closure of additional nuclear reactors in the near
future, according to a new survey.
The survey* shows most Swedes – 65% of respondents
compared to 26% – are against further closures such as
that of Barsebäck-2 earlier in 2005, which was closed
because the government failed to reach an agreement with
the power industry on the details and timetable for a
voluntary phase-out (see News No. 93, 31st May 2005).
Thirty-eight percent want existing units to continue
operating until they need to be closed on safety or
economic grounds, but not for any other reason – an
increase from the level of 34% recorded in a March 2005
opinion poll (see News. No 57, 24th March 2005).
Asked about their general position on nuclear in the
future, 20% said they support a phase-out in line with
existing government policy, an increase of 7% compared to
Respondents wanting to continue with nuclear energy
production and replace existing reactors when they reach
the end of their design lifetimes decreased from 30% in
the March poll to 24%.
Eighty percent of respondents said the most important

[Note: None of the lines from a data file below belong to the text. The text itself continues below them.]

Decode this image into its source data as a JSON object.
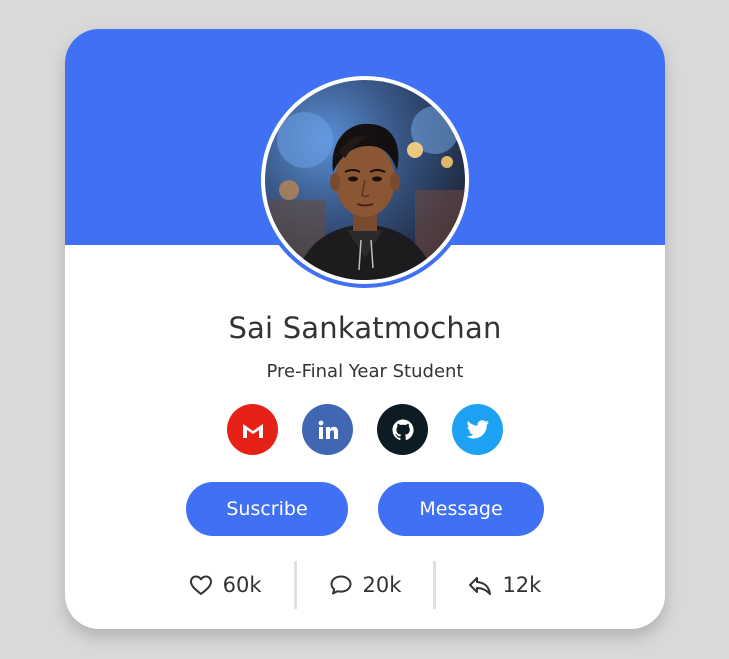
{
  "profile": {
    "name": "Sai Sankatmochan",
    "role": "Pre-Final Year Student"
  },
  "socials": [
    {
      "name": "gmail",
      "icon": "gmail-icon",
      "color": "#e62117"
    },
    {
      "name": "linkedin",
      "icon": "linkedin-icon",
      "color": "#4267b2"
    },
    {
      "name": "github",
      "icon": "github-icon",
      "color": "#0d1b24"
    },
    {
      "name": "twitter",
      "icon": "twitter-icon",
      "color": "#1da1f2"
    }
  ],
  "buttons": {
    "subscribe_label": "Suscribe",
    "message_label": "Message"
  },
  "stats": {
    "likes": "60k",
    "comments": "20k",
    "shares": "12k"
  },
  "colors": {
    "accent": "#4070f4",
    "background": "#d9d9d9",
    "text": "#333333"
  }
}
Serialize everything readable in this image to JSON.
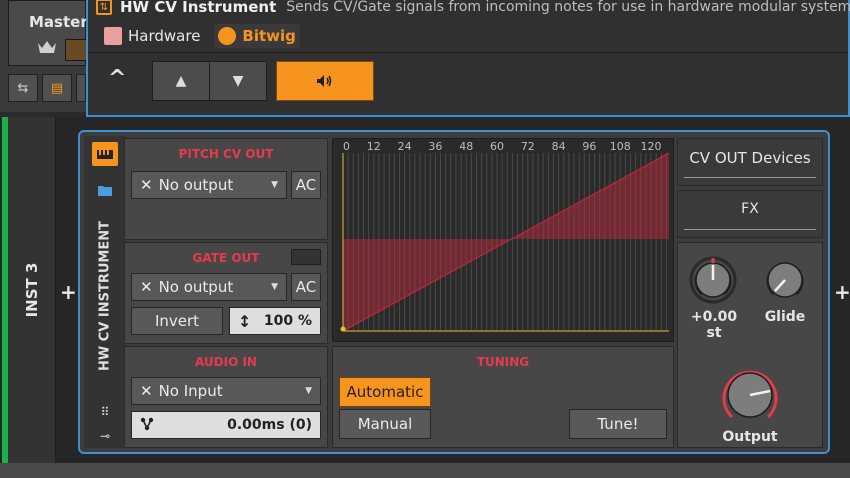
{
  "master": {
    "label": "Master"
  },
  "header": {
    "device_name": "HW CV Instrument",
    "description": "Sends CV/Gate signals from incoming notes for use in hardware modular systems",
    "tags": [
      {
        "label": "Hardware",
        "active": false
      },
      {
        "label": "Bitwig",
        "active": true
      }
    ]
  },
  "track": {
    "name": "INST 3"
  },
  "device": {
    "side_title": "HW CV INSTRUMENT",
    "pitch_cv_out": {
      "title": "PITCH CV OUT",
      "output": "No output",
      "ac_label": "AC"
    },
    "gate_out": {
      "title": "GATE OUT",
      "output": "No output",
      "ac_label": "AC",
      "invert_label": "Invert",
      "amount": "100 %"
    },
    "audio_in": {
      "title": "AUDIO IN",
      "input": "No Input",
      "latency": "0.00ms (0)"
    },
    "graph": {
      "ticks": [
        "0",
        "12",
        "24",
        "36",
        "48",
        "60",
        "72",
        "84",
        "96",
        "108",
        "120"
      ]
    },
    "tuning": {
      "title": "TUNING",
      "modes": [
        "Automatic",
        "Manual"
      ],
      "active_mode": "Automatic",
      "tune_label": "Tune!"
    },
    "right": {
      "cv_out_devices": "CV OUT Devices",
      "fx": "FX",
      "pitch_value": "+0.00 st",
      "glide_label": "Glide",
      "output_label": "Output"
    }
  },
  "colors": {
    "accent": "#f7941d",
    "selection": "#3d8fd1",
    "section_title": "#e83a4f",
    "track": "#19b34a"
  }
}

environmental target within the energy sector is not to
increase emissions of greenhouse gases, while 11% felt
the protection of the country’s remaining un-developed
rivers against hydro-electric power development is their
most important objective. Only 5% said a phase-out of
nuclear power is the most important target.
*The survey was carried out by the Swedish polling
organisation Temo on behalf of the Analysis Group within
Sweden's Nuclear Training and Safety Center (KSU). It was
conducted by interviewing a representative sample of 2,062
Swedes during November 2005.
Sweden has 10 reactors in commercial operation at three
nuclear power plants: Forsmark, Ringhals and Oskarshamn.
zpět na úvodní